Lithium from oceans may be great...
But not for the reasons you think.
Without huge quantities of lithium it will be impossible to replace all the internal combustion cars of today with electric ones. That’s why Interesting Engineering (IE) is excited by the news that “We Can Now Harvest Usable Lithium From Seawater” at very low cost.
This is important because the increasing demand for electric vehicles is “expected to exhaust lithium reserves on land by 2080”. The IE post explains the main technical details of “a new system capable of extracting concentrated lithium from seawater” that would:
- produce lithium pure enough to be usable in batteries for electric cars
- consuming only five dollars of electricity per kg of lithium…
- that would be paid by the chlorine and hydrogen produced as a side effect
That’s not the REAL value of lithium from seawater!
IE says that this is an extremely promising system because, if we ran out of lithium, the plans of car manufacturers to fight climate change by abandoning fossil fuels would never become reality.
IE is wrong. This is an extremely promising system, but not for that reason.
If reality still applies, it is very unlikely that enough cars to exhaust lithium land reserves will be ever produced, due to lack of power grids able to handle them, but also of space consumer interest for mass cars.

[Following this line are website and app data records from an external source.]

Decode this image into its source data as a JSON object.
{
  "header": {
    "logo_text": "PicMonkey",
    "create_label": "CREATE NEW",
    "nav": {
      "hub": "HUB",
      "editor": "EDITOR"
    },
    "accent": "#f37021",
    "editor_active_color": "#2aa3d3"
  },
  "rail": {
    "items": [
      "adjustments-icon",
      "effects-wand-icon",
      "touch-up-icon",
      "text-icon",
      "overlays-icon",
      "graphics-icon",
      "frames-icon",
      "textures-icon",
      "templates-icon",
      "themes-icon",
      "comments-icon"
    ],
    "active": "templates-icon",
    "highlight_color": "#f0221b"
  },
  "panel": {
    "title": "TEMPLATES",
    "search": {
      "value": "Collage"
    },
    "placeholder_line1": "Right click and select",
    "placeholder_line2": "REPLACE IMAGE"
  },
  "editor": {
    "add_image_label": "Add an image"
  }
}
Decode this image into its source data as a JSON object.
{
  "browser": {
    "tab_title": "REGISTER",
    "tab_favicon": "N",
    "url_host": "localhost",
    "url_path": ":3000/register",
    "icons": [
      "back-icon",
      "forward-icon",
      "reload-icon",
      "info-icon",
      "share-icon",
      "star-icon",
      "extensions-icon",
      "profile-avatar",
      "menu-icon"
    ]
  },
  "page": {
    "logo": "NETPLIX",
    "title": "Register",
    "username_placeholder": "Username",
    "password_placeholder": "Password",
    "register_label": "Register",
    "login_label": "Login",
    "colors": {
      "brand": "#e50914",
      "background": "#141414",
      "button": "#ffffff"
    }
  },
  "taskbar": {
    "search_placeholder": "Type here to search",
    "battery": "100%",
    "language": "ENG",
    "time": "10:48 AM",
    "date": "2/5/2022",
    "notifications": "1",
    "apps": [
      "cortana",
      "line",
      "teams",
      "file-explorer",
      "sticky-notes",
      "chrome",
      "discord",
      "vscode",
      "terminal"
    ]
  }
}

Even without mass markets for electric cars, however, the world will still need a lot of batteries, that is of lithium, to electrify everything. And the real reason why affordable lithium from seawater would be good is the same why micro nuclear reactors may be good: to make more countries less dependent from others for a resource as critical as lithium.